  • Focus conversations on solving thorny problems in which your ecosystem audit has shown interest. You are creating a new space, which has to prove relevance to hold people’s interest. It’s not about interacting for its own sake. You need a clear vision of how you will create uniqueness. Your strategy addresses this explicitly. Encouraging RMs in complementary areas is good practice. For example, CFOs often have Human Resources reporting to them but they know little about the discipline; RMs could leverage [bank] relationships with HR people to have them collaborate with CFOs in focused discussions.
  • Avoid the “content trap.” Business leaders have been conditioned to think that clients/prospects want “content,” and that is seductive because content scales so easily. However, now information is free; most clients/prospects see far more value in individualized interactions.

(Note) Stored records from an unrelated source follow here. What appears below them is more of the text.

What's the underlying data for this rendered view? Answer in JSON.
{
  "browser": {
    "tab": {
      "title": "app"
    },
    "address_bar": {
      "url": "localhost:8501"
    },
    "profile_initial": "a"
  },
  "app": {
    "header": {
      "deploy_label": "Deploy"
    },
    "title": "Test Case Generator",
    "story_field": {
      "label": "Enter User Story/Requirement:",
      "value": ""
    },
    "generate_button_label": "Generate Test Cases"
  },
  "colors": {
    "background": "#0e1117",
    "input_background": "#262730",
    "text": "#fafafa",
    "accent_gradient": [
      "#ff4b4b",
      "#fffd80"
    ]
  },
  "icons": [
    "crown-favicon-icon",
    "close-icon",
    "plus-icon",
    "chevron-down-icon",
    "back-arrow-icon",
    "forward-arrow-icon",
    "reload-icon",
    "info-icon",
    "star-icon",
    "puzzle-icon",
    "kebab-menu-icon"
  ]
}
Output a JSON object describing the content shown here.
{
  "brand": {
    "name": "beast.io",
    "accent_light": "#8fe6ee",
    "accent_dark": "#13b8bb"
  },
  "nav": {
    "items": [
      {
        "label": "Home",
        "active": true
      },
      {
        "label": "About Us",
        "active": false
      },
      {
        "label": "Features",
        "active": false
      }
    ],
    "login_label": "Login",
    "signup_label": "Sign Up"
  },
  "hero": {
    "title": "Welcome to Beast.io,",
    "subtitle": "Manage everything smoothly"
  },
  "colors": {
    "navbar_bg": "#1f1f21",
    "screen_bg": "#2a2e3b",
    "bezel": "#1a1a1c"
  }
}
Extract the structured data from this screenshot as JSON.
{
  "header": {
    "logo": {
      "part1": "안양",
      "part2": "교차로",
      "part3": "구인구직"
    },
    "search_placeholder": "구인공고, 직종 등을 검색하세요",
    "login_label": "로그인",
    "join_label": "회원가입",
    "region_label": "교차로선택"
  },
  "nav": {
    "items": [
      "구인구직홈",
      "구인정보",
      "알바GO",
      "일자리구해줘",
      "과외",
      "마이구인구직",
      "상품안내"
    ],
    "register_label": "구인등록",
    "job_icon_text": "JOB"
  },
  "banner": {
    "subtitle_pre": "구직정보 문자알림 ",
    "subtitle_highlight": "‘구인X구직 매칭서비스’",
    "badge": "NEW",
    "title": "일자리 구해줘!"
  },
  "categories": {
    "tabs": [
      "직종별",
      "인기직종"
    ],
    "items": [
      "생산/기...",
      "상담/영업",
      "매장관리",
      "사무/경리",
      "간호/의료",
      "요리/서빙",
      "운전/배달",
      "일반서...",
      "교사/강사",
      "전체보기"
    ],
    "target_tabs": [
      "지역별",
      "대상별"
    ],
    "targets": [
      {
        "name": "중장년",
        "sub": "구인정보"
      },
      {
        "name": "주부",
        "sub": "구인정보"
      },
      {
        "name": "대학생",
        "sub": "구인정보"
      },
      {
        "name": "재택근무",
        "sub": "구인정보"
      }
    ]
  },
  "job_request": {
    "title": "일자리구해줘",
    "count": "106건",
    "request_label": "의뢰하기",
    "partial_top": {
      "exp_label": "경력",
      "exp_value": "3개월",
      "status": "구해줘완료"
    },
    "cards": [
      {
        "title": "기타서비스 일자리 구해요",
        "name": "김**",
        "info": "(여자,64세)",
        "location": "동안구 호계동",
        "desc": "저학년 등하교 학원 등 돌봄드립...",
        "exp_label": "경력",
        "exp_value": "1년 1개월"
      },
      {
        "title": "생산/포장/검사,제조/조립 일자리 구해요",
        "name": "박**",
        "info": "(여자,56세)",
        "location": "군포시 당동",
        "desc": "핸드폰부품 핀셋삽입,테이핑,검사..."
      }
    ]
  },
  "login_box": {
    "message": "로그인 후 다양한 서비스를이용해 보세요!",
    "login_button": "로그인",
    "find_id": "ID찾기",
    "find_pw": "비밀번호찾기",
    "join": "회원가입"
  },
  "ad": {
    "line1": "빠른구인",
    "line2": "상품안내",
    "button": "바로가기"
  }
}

Don’t use your community as a dumping ground for marketing fodder. Use “content” sparingly where it adds value to specific situations, but focus on interacting.
  • Determine the comfort level of your clients with existing technologies; do not build custom for your pilot; use existing tools, and aim for simplicity. Don’t let technology be a barrier. CSRA has learned repeatedly that simpler is better.
  • Authenticated client members choose their usernames; based on their interactions in the community, they build reputations; these may or may not be recognizable outside the community.
  • Do not assume that the bank client community has to be entirely private. You can create a taxonomy of interactions, some of which can be public. This can attract prospects.

Projected Outcomes

Outcomes usually present in stages, which are given here roughly in order. Please note that this is a generalized suggestive list.

  • Your bank client community becomes a destination for clients when you provide consistent, reliable, unusual help and information. Based on culture and results, you can scale the community by allowing members to invite other people.
  • Real experience in the bank client community will enable you to validate and evolve your strategy in fast cycles, inexpensively.
  • Your team will learn how to interact online to increase trust and depth of relationship. Since social business is digital, you can analyze interactions to determine whether trust is increasing or decreasing, based on how people really act (not on how they say they act). Here’s one measurement model.
  • If you do two or three pilots, you increase the chance that one will succeed, and you can scale success based on real-time feedback.
  • Relationship managers and product management have a rich sounding board for developing new products and services after you have built a rich forum. Since you have access to real-time, trusted feedback, your bank can innovate much faster than competitors.
  • Gives clients [prospects] a broader experience with [the bank], burnishing RM and [bank] brands. This works when your people are coached to be very focused on specific client outcomes.
  • Building a trusted community can take time, but that adds to your bank’s advantage. When you are the first, you become the destination, and the time required serves as a barrier to entry for competitors.

More Information

CSRA social business opportunities are the highest impact opportunities that we see in the market, so we are actively pursuing work in these areas. They enable leaders to transform their business processes ahead of the market, putting competitors at serious disadvantage.

Leave a Reply

This site uses Akismet to reduce spam. Learn how your comment data is processed.